**TASK TO COMPLETE:** Copy every line that contains the string "letters" from the entries below.

**DATA RECORDS:**
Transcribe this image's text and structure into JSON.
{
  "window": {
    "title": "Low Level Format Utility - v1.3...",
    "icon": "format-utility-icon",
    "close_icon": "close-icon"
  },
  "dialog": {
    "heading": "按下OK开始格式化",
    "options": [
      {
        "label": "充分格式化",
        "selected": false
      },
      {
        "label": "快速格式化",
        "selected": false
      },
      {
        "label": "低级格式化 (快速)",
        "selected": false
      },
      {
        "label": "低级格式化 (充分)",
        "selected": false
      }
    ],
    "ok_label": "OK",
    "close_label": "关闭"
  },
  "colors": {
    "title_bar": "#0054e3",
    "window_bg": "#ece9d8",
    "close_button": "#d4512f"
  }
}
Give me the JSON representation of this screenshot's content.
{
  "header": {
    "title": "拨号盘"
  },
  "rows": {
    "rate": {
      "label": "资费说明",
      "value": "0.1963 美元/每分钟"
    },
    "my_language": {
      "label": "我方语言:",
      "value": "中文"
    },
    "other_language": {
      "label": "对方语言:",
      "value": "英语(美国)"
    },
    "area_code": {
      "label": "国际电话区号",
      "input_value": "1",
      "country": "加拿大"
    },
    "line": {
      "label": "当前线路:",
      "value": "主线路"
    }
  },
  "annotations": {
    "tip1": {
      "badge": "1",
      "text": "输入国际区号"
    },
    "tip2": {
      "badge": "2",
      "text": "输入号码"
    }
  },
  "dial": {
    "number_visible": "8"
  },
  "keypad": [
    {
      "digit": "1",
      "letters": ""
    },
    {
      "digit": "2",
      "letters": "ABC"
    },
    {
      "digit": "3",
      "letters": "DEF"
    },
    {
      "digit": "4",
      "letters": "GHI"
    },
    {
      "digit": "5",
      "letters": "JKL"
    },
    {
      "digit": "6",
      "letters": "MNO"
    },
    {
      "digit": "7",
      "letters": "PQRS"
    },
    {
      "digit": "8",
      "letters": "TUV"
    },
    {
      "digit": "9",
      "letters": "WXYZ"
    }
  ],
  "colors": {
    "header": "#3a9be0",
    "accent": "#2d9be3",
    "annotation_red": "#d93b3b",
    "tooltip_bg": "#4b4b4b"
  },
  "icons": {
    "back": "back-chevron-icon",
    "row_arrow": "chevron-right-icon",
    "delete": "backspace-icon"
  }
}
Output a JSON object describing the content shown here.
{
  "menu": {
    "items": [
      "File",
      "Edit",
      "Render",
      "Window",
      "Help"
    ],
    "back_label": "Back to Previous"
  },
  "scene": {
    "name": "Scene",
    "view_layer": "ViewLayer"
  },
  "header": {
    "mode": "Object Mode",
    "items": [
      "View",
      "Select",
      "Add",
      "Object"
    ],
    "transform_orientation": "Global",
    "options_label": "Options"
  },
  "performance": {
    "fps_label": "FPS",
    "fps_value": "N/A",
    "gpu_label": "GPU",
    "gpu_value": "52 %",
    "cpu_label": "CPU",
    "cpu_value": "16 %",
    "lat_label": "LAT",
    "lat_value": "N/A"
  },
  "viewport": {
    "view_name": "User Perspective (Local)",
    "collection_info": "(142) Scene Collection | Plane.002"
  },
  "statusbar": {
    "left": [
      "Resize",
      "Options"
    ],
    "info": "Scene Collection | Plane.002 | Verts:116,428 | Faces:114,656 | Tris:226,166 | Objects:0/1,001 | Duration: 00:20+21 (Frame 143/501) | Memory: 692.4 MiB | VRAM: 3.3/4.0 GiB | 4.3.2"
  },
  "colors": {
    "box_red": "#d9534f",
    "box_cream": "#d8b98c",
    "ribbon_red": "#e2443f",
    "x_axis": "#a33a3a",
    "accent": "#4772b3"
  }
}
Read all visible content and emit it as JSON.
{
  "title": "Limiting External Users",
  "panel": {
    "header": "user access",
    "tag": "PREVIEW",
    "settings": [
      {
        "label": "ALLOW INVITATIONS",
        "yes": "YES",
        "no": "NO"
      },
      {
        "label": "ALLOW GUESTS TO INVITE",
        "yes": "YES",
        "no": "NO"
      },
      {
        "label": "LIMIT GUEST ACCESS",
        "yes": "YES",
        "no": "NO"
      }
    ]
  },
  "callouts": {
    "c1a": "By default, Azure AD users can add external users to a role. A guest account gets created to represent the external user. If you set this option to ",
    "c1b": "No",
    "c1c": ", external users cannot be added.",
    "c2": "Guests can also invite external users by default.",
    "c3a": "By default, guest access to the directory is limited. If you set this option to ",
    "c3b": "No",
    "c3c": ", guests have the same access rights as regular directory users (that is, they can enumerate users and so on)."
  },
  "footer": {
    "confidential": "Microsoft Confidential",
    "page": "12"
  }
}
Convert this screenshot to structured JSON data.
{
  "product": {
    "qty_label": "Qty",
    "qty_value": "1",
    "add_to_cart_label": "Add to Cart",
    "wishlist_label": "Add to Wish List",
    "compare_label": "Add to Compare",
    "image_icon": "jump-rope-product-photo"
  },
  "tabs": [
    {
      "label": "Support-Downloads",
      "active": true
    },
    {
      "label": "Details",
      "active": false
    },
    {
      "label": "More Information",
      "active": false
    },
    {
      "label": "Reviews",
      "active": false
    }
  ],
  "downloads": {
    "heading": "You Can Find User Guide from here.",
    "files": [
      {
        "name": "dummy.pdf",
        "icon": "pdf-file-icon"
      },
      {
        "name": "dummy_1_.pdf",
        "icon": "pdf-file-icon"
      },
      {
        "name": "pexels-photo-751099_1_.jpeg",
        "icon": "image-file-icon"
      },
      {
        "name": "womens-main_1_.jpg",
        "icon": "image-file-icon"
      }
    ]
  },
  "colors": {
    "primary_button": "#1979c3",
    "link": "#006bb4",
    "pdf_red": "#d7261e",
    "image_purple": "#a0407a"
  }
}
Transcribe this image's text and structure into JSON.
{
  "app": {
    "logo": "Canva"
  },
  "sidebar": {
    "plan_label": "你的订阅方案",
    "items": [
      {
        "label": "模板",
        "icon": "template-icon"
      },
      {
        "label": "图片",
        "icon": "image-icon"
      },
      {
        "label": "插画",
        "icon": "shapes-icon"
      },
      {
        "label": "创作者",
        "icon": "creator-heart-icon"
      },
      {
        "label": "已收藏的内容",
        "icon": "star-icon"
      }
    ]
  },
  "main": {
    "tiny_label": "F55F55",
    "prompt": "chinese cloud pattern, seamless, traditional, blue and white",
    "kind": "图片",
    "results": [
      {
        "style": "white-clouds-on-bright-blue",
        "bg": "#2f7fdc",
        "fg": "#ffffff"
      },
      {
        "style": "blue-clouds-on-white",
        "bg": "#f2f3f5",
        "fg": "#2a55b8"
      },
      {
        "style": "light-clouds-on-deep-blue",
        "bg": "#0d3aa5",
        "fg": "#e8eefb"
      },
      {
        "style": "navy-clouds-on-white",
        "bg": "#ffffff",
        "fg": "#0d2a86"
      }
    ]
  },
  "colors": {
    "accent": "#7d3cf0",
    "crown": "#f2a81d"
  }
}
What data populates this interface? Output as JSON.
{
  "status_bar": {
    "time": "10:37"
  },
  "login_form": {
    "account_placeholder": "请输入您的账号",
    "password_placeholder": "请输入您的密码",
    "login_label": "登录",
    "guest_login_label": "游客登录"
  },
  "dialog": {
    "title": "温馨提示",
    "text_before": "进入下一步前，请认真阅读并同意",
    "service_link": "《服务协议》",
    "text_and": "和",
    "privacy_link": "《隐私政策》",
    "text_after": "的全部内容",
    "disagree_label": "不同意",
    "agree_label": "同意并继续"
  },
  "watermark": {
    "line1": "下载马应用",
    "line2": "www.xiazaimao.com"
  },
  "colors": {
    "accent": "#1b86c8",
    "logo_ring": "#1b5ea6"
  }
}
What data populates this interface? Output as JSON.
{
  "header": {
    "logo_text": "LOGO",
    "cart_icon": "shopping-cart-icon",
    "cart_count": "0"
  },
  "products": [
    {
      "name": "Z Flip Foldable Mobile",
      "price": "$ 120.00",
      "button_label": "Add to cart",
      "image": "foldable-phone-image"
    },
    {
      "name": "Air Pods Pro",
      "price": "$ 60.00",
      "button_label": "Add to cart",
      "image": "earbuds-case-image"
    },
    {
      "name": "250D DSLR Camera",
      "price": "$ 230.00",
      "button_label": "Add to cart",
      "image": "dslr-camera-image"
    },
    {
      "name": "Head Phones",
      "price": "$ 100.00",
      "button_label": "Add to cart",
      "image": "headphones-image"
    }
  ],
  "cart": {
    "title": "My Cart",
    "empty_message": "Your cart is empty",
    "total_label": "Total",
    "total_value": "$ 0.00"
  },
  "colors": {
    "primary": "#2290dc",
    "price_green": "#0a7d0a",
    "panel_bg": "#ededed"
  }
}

**RESPONSE FOR THIS EXERCISE:**
      "letters": ""
      "letters": "ABC"
      "letters": "DEF"
      "letters": "GHI"
      "letters": "JKL"
      "letters": "MNO"
      "letters": "PQRS"
      "letters": "TUV"
      "letters": "WXYZ"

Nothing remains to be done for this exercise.